Tally the lines below that contain the word "date". Only the total should be given.

[Excerpts from an interface dataset]
>>>
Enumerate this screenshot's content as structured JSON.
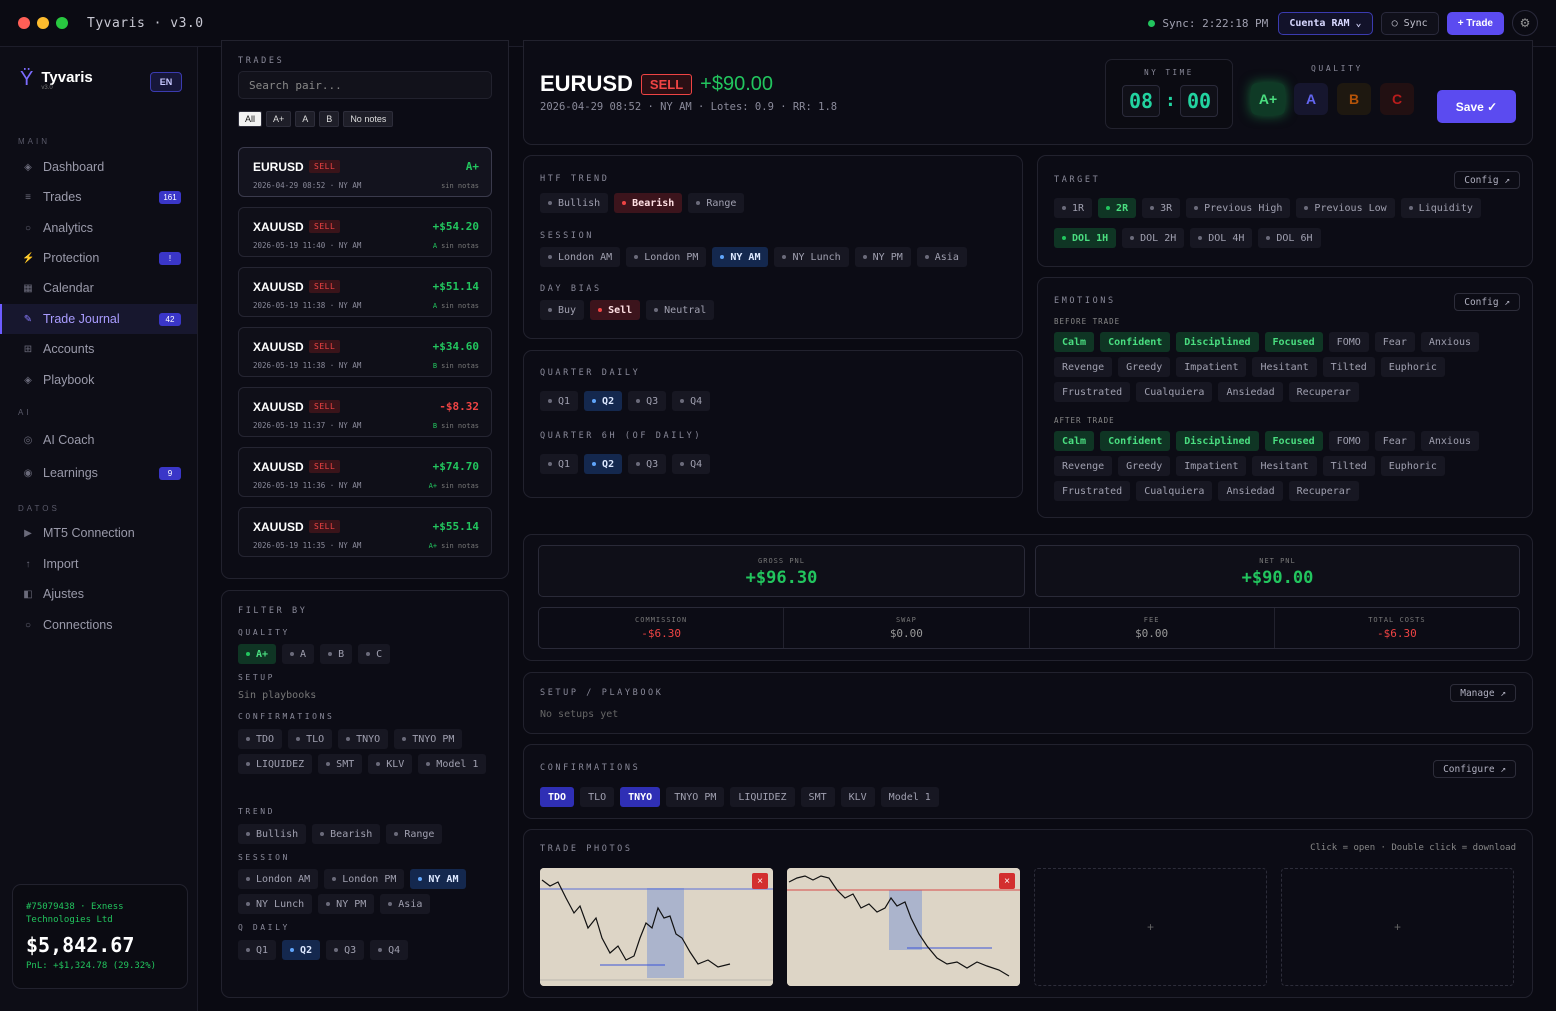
{
  "titlebar": {
    "title": "Tyvaris · v3.0",
    "sync": "Sync: 2:22:18 PM",
    "account": "Cuenta RAM ⌄",
    "sync_btn": "○ Sync",
    "trade_btn": "+ Trade"
  },
  "sidebar": {
    "brand": "Tyvaris",
    "version": "v3.0",
    "lang": "EN",
    "sections": {
      "main": "MAIN",
      "ai": "AI",
      "datos": "DATOS"
    },
    "items": [
      {
        "icon": "◈",
        "label": "Dashboard"
      },
      {
        "icon": "≡",
        "label": "Trades",
        "badge": "161"
      },
      {
        "icon": "○",
        "label": "Analytics"
      },
      {
        "icon": "⚡",
        "label": "Protection",
        "badge": "!"
      },
      {
        "icon": "▦",
        "label": "Calendar"
      },
      {
        "icon": "✎",
        "label": "Trade Journal",
        "badge": "42"
      },
      {
        "icon": "⊞",
        "label": "Accounts"
      },
      {
        "icon": "◈",
        "label": "Playbook"
      },
      {
        "icon": "◎",
        "label": "AI Coach"
      },
      {
        "icon": "◉",
        "label": "Learnings",
        "badge": "9"
      },
      {
        "icon": "▶",
        "label": "MT5 Connection"
      },
      {
        "icon": "↑",
        "label": "Import"
      },
      {
        "icon": "◧",
        "label": "Ajustes"
      },
      {
        "icon": "○",
        "label": "Connections"
      }
    ],
    "account": {
      "name": "#75079438 · Exness Technologies Ltd",
      "balance": "$5,842.67",
      "pnl": "PnL: +$1,324.78 (29.32%)"
    }
  },
  "trades": {
    "title": "TRADES",
    "search_placeholder": "Search pair...",
    "filters": [
      "All",
      "A+",
      "A",
      "B",
      "No notes"
    ],
    "list": [
      {
        "pair": "EURUSD",
        "side": "SELL",
        "date": "2026-04-29 08:52 · NY AM",
        "value": "A+",
        "grade": "",
        "notes": "sin notas"
      },
      {
        "pair": "XAUUSD",
        "side": "SELL",
        "date": "2026-05-19 11:40 · NY AM",
        "value": "+$54.20",
        "grade": "A",
        "notes": "sin notas"
      },
      {
        "pair": "XAUUSD",
        "side": "SELL",
        "date": "2026-05-19 11:38 · NY AM",
        "value": "+$51.14",
        "grade": "A",
        "notes": "sin notas"
      },
      {
        "pair": "XAUUSD",
        "side": "SELL",
        "date": "2026-05-19 11:38 · NY AM",
        "value": "+$34.60",
        "grade": "B",
        "notes": "sin notas"
      },
      {
        "pair": "XAUUSD",
        "side": "SELL",
        "date": "2026-05-19 11:37 · NY AM",
        "value": "-$8.32",
        "grade": "B",
        "notes": "sin notas"
      },
      {
        "pair": "XAUUSD",
        "side": "SELL",
        "date": "2026-05-19 11:36 · NY AM",
        "value": "+$74.70",
        "grade": "A+",
        "notes": "sin notas"
      },
      {
        "pair": "XAUUSD",
        "side": "SELL",
        "date": "2026-05-19 11:35 · NY AM",
        "value": "+$55.14",
        "grade": "A+",
        "notes": "sin notas"
      }
    ]
  },
  "filterby": {
    "title": "FILTER BY",
    "quality_label": "QUALITY",
    "quality": [
      "A+",
      "A",
      "B",
      "C"
    ],
    "setup_label": "SETUP",
    "setup_value": "Sin playbooks",
    "conf_label": "CONFIRMATIONS",
    "confirmations": [
      "TDO",
      "TLO",
      "TNYO",
      "TNYO PM",
      "LIQUIDEZ",
      "SMT",
      "KLV",
      "Model 1"
    ],
    "trend_label": "TREND",
    "trend": [
      "Bullish",
      "Bearish",
      "Range"
    ],
    "session_label": "SESSION",
    "session": [
      "London AM",
      "London PM",
      "NY AM",
      "NY Lunch",
      "NY PM",
      "Asia"
    ],
    "qdaily_label": "Q DAILY",
    "qdaily": [
      "Q1",
      "Q2",
      "Q3",
      "Q4"
    ]
  },
  "header": {
    "pair": "EURUSD",
    "side": "SELL",
    "pnl": "+$90.00",
    "sub": "2026-04-29 08:52 · NY AM · Lotes: 0.9 · RR: 1.8",
    "ny_label": "NY TIME",
    "hh": "08",
    "mm": "00",
    "quality_label": "QUALITY",
    "qualities": [
      "A+",
      "A",
      "B",
      "C"
    ],
    "save": "Save ✓"
  },
  "htf": {
    "trend_label": "HTF TREND",
    "trend": [
      "Bullish",
      "Bearish",
      "Range"
    ],
    "session_label": "SESSION",
    "session": [
      "London AM",
      "London PM",
      "NY AM",
      "NY Lunch",
      "NY PM",
      "Asia"
    ],
    "bias_label": "DAY BIAS",
    "bias": [
      "Buy",
      "Sell",
      "Neutral"
    ]
  },
  "quarter": {
    "daily_label": "QUARTER DAILY",
    "daily": [
      "Q1",
      "Q2",
      "Q3",
      "Q4"
    ],
    "h6_label": "QUARTER 6H (OF DAILY)",
    "h6": [
      "Q1",
      "Q2",
      "Q3",
      "Q4"
    ]
  },
  "target": {
    "label": "TARGET",
    "config": "Config ↗",
    "items": [
      "1R",
      "2R",
      "3R",
      "Previous High",
      "Previous Low",
      "Liquidity",
      "DOL 1H",
      "DOL 2H",
      "DOL 4H",
      "DOL 6H"
    ]
  },
  "emotions": {
    "label": "EMOTIONS",
    "config": "Config ↗",
    "before_label": "BEFORE TRADE",
    "after_label": "AFTER TRADE",
    "items": [
      "Calm",
      "Confident",
      "Disciplined",
      "Focused",
      "FOMO",
      "Fear",
      "Anxious",
      "Revenge",
      "Greedy",
      "Impatient",
      "Hesitant",
      "Tilted",
      "Euphoric",
      "Frustrated",
      "Cualquiera",
      "Ansiedad",
      "Recuperar"
    ]
  },
  "pnl": {
    "gross_label": "GROSS PNL",
    "gross": "+$96.30",
    "net_label": "NET PNL",
    "net": "+$90.00",
    "commission_label": "COMMISSION",
    "commission": "-$6.30",
    "swap_label": "SWAP",
    "swap": "$0.00",
    "fee_label": "FEE",
    "fee": "$0.00",
    "total_label": "TOTAL COSTS",
    "total": "-$6.30"
  },
  "setup": {
    "label": "SETUP / PLAYBOOK",
    "empty": "No setups yet",
    "manage": "Manage ↗"
  },
  "confirm": {
    "label": "CONFIRMATIONS",
    "configure": "Configure ↗",
    "items": [
      "TDO",
      "TLO",
      "TNYO",
      "TNYO PM",
      "LIQUIDEZ",
      "SMT",
      "KLV",
      "Model 1"
    ]
  },
  "photos": {
    "label": "TRADE PHOTOS",
    "hint": "Click = open · Double click = download",
    "add": "+"
  },
  "colors": {
    "accent": "#5b4bf0",
    "green": "#22c55e",
    "red": "#ef4444",
    "blue": "#60a5fa"
  }
}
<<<
**OUTPUT OF THE TASK**: 7